Given information Block Start

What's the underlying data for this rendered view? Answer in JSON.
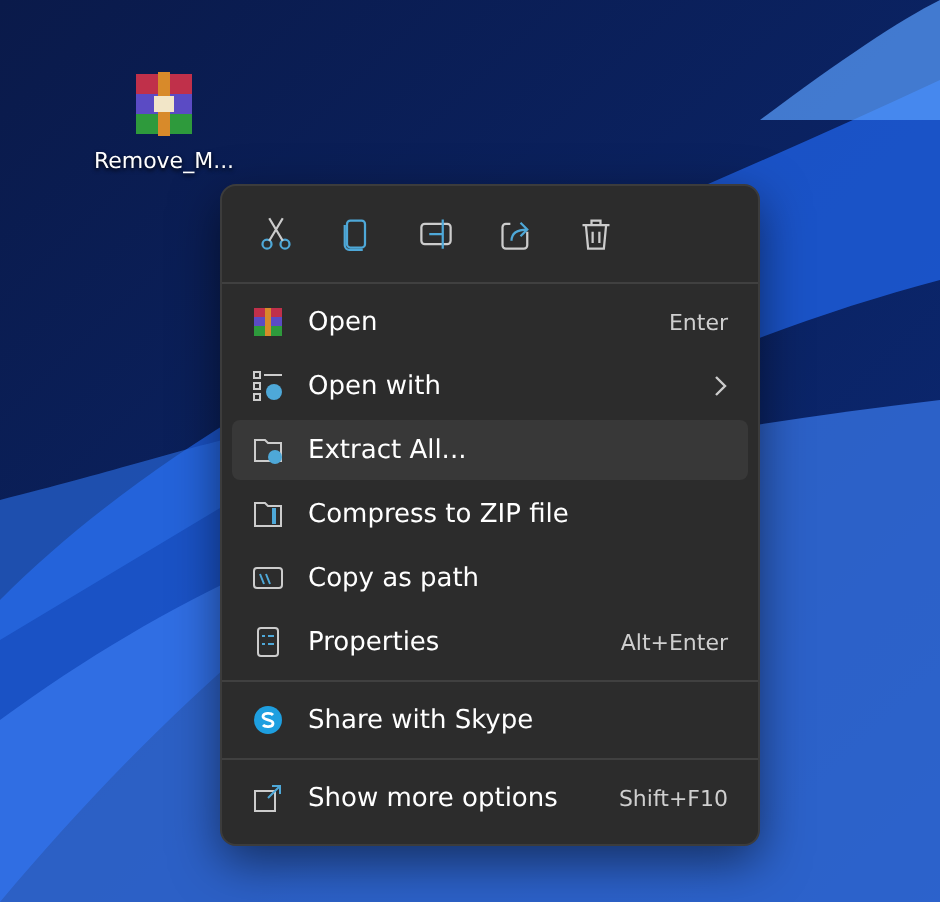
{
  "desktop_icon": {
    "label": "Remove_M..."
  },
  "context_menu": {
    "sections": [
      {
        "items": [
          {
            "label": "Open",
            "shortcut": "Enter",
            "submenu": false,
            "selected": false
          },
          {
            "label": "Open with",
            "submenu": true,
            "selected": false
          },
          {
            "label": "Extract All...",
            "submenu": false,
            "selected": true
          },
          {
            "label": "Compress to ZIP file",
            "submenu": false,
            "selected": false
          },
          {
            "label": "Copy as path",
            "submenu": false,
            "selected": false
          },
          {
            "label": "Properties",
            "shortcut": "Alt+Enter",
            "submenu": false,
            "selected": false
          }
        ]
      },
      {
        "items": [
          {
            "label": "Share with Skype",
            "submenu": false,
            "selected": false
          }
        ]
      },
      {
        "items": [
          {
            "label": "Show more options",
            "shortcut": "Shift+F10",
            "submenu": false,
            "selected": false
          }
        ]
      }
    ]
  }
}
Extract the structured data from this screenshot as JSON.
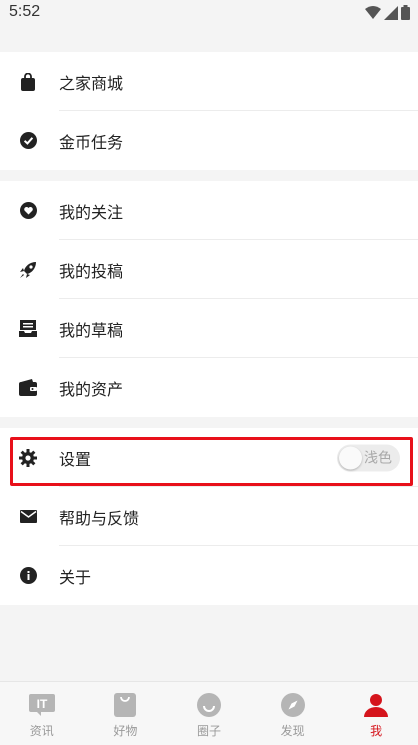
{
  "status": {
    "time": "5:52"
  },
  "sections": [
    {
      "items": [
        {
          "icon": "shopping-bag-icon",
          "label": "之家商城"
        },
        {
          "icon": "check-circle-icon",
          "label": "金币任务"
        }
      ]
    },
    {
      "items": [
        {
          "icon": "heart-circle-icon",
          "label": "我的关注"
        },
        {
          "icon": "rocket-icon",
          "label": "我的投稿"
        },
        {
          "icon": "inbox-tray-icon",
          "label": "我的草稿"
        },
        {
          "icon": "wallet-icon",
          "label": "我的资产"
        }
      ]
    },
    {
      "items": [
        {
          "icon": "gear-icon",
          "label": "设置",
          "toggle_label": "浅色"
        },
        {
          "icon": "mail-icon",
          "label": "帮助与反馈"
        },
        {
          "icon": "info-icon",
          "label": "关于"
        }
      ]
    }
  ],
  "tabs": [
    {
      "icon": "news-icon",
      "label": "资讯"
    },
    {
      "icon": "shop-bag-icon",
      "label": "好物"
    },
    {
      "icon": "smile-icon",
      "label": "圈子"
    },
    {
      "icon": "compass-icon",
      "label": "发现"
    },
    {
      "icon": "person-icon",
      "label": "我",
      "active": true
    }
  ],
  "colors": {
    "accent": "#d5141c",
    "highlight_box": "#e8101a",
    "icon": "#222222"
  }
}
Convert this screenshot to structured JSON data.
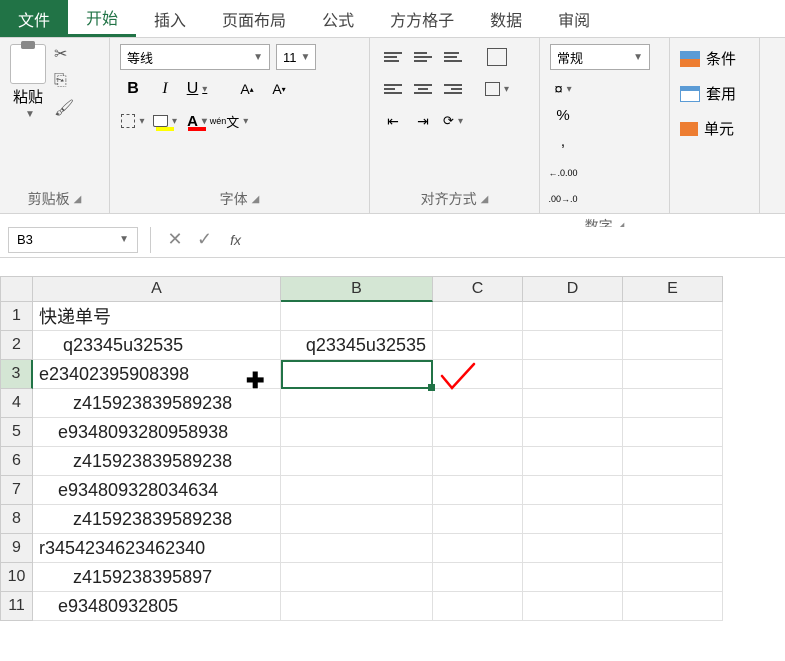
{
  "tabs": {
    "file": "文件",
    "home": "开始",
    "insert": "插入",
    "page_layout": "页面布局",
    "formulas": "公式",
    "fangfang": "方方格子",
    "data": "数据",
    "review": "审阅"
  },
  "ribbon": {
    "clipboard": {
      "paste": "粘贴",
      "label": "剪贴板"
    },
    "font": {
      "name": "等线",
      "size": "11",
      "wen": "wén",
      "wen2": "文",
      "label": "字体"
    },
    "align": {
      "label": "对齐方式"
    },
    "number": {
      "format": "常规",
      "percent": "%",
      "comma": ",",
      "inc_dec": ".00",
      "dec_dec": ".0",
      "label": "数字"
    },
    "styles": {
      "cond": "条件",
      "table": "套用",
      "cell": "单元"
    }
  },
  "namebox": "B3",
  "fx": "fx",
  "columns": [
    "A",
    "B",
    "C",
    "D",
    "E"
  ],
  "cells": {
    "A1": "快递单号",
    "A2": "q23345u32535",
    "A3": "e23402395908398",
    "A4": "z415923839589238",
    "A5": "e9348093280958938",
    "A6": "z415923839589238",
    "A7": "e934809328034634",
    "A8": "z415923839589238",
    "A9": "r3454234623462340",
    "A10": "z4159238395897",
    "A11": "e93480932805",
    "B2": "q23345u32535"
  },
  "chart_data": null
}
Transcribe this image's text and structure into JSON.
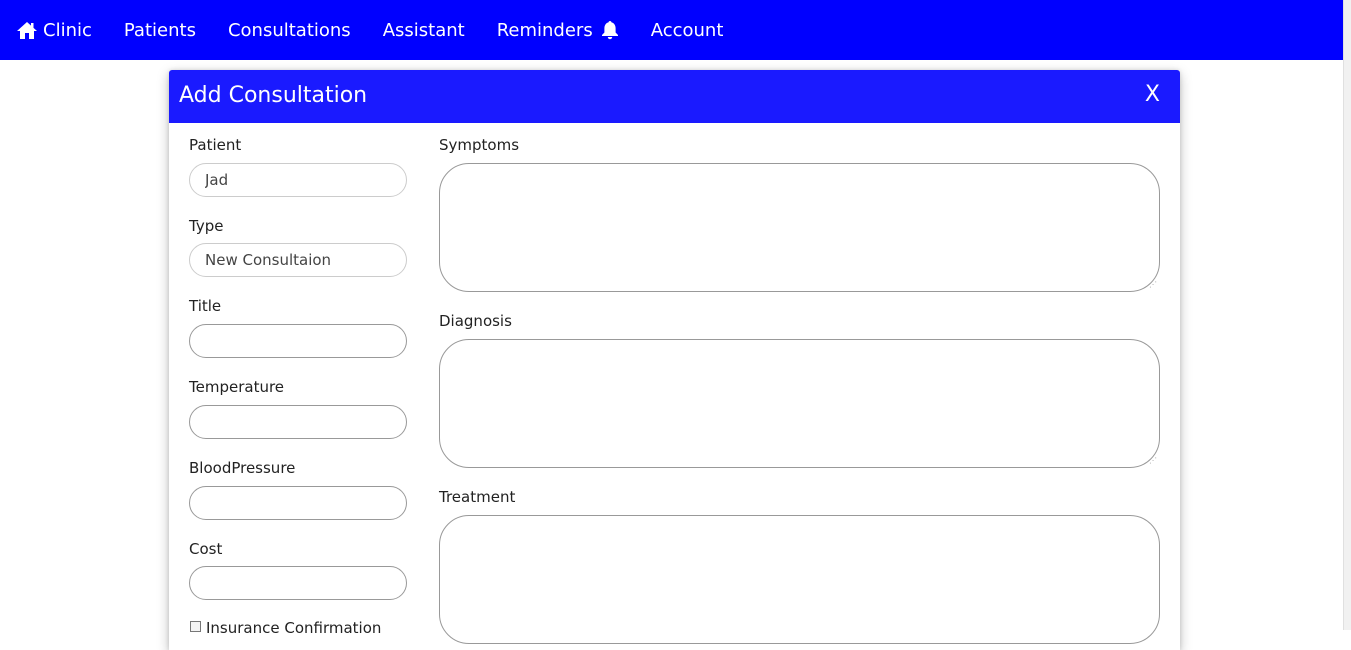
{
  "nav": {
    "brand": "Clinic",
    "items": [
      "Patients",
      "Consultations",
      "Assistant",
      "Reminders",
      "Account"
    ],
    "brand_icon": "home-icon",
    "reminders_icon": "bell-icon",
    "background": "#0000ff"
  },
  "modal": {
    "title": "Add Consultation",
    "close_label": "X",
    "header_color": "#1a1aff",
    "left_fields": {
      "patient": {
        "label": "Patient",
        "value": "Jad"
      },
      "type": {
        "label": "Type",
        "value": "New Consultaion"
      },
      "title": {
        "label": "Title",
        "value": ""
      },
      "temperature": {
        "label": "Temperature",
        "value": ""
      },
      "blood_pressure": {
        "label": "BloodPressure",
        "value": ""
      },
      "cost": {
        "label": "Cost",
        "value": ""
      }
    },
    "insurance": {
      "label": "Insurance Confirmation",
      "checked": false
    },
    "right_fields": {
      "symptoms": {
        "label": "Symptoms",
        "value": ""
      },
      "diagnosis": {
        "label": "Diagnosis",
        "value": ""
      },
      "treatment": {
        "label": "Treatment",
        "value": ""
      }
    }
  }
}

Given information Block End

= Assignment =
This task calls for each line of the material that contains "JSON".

= Exercise response =
What's the underlying data for this rendered view? Answer in JSON.
Extract the structured data from this screenshot as JSON.
Convert this screenshot to structured JSON data.
Transcribe this image's text and structure into JSON.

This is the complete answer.